Greenwashing in the Chocolate Industry
As I’m sure you’re already aware, the mainstream cacao industry is rife with ethical issues, such as slavery, enforced child labour and the general mistreatment of farmers, who often earn barely enough to survive. As people become more and more aware of these issues, we see more and more chocolate companies ‘greenwashing’ - making dubious claims about the ethics behind their products, and often using made-up symbols and fake certifications on their packaging.
Even the official certifications are failing to achieve most of what they promise to. I’m not an expert on this topic but we talk with many people who are, and there’s an almost unanimous consensus that, whilst filled with good intentions, well known certifications like Fair-trade and Rainforest Alliance are not even close to achieving what they set out to achieve, particularly in West Africa, where about 60% of the world’s cacao is grown. That’s not necessarily entirely the fault of these ambitious certification schemes, but the result of trying to fix a system that is so heavily broken. The system needs a complete overhaul.

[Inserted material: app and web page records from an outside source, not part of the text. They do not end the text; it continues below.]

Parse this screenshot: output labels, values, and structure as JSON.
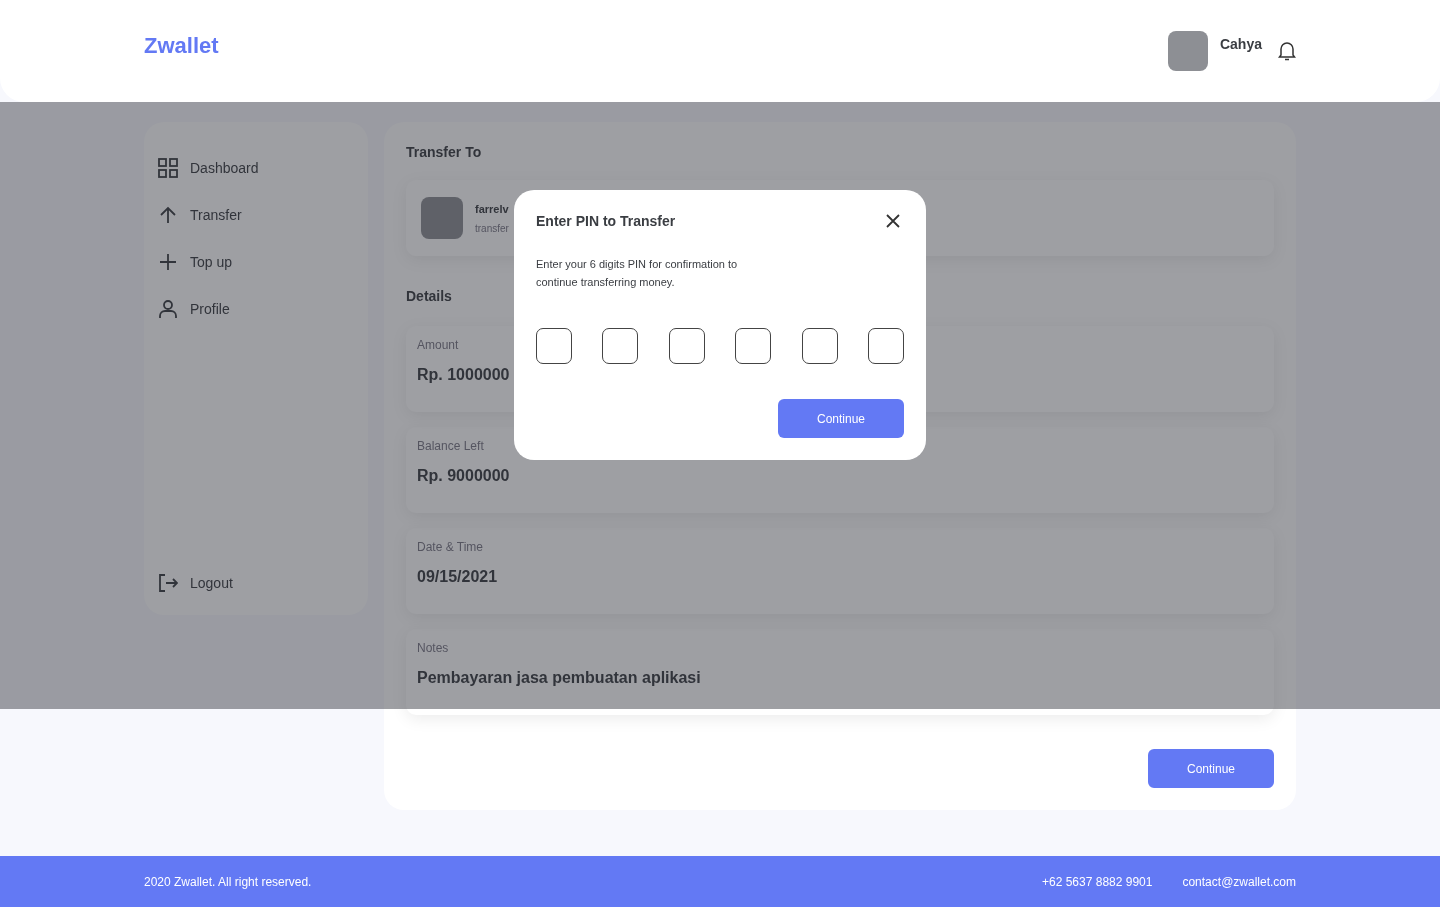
{
  "header": {
    "logo": "Zwallet",
    "user_name": "Cahya"
  },
  "sidebar": {
    "items": [
      {
        "label": "Dashboard",
        "kind": "dashboard",
        "selected": false
      },
      {
        "label": "Transfer",
        "kind": "transfer",
        "selected": false
      },
      {
        "label": "Top up",
        "kind": "topup",
        "selected": false
      },
      {
        "label": "Profile",
        "kind": "profile",
        "selected": false
      }
    ],
    "logout": {
      "label": "Logout",
      "kind": "logout"
    }
  },
  "transfer_to": {
    "title": "Transfer To",
    "name": "farrelv",
    "subtitle": "transfer"
  },
  "details": {
    "title": "Details",
    "fields": [
      {
        "label": "Amount",
        "value": "Rp. 1000000"
      },
      {
        "label": "Balance Left",
        "value": "Rp. 9000000"
      },
      {
        "label": "Date & Time",
        "value": "09/15/2021"
      },
      {
        "label": "Notes",
        "value": "Pembayaran jasa pembuatan aplikasi"
      }
    ],
    "button": "Continue"
  },
  "modal": {
    "title": "Enter PIN to Transfer",
    "text": "Enter your 6 digits PIN for confirmation to continue transferring money.",
    "pin_fields": [
      {
        "filled": false
      },
      {
        "filled": false
      },
      {
        "filled": false
      },
      {
        "filled": false
      },
      {
        "filled": false
      },
      {
        "filled": false
      }
    ],
    "button": "Continue"
  },
  "footer": {
    "copyright": "2020 Zwallet. All right reserved.",
    "phone": "+62 5637 8882 9901",
    "email": "contact@zwallet.com"
  }
}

The fine cacao and craft chocolate industry are showing how things can be done differently, and with as much transparency as possible. The chocolate makers we work with are paying around two or three times the market rate for their beans, as opposed to the tiny premium offered by certification schemes (usually around 10% more than the market rate). They are working with farms where slavery is absolutely not an issue. One of the key things that is different about the fine/craft system is that it values quality over quantity. The much higher rates paid to farmers are based on the quality and flavour profile of the beans - it’s about doing the right thing, but it’s also about creating mutually beneficial business relationships that are sustainable and built to last. Likewise, that is why the chocolate we sell is more expensive than most supermarket brands - you’re paying for something that’s truly ethical, as well as something that is much higher quality and offers a completely different flavour experience.
These issues around ethics and sustainability in chocolate are unbelievably complex, and made all-the-more confusing by the greenwashing we see everywhere, not to mention the big money marketing campaigns that are so much more prevalent than the voices of people and companies who are actually doing great things. Fine cacao and craft chocolate is just a drop in the ocean of this huge industry, but we hope that one day the example we’re all setting will be much more widespread, and that the world can embrace ethical trade and a quality over quantity approach to chocolate.
Photo courtesy of Luisa Abram. Views expressed are my own.